Deconstructing multi-sensory enhancement in detection

TitleDeconstructing multi-sensory enhancement in detection
Publication TypeJournal Article
Year of Publication2015
AuthorsPannunzi M, Pérez-Bellido A, Pereda A, López-Moliner J, Deco G, Soto-Faraco S
JournalJournal of Neurophysiology
Volume113
Date Published04/2015
ISSN0022-3077
ISBN Number1522-1598
KeywordsAttractor neural network, multisensory, probabilistic sum, signal detection theory
Abstract

The mechanisms responsible for the integration of sensory information from different modalities have become a topic of intense interest in psychophysics and neuroscience. Many authors now claim that early, sensory-based cross-modal convergence improves performance in detection tasks. An important strand of supporting evidence for this claim is based on statistical models such as the Pythagorean model or the probabilistic summation model. These models establish statistical benchmarks representing the best predicted performance under the assumption that there are no interactions between the two processing paths. Following this logic, when observed detection performances surpass the predictions of these models, it is often inferred that such improvement indicates early cross-modal convergence. We present a theoretical analyses scrutinizing some of these models and the statistical criteria most frequently used to infer early cross-modal interactions during detection tasks. Our current analysis shows how common misinterpretations of these models lead to their inadequate use and, in turn, to contradictory results and misleading conclusions. To further illustrate the latter point, we introduce a model that accounts for detection performances in multimodal detection tasks, but for which surpassing of the Pythagorean or probabilistic summation benchmark can be explained without resorting to early sensory interactions. Finally, we report three experiments that put our theoretical interpretation to the test, and further clarify how to adequately measure multimodal interactions in audio-tactile detection tasks.

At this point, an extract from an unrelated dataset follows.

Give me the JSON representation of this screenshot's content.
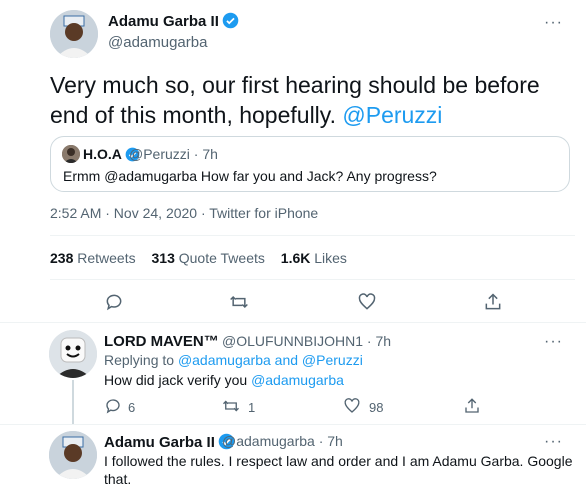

URLhttp://jn.physiology.org/content/jn/113/6/1800.full.pdf
DOI10.1152/jn.00341.2014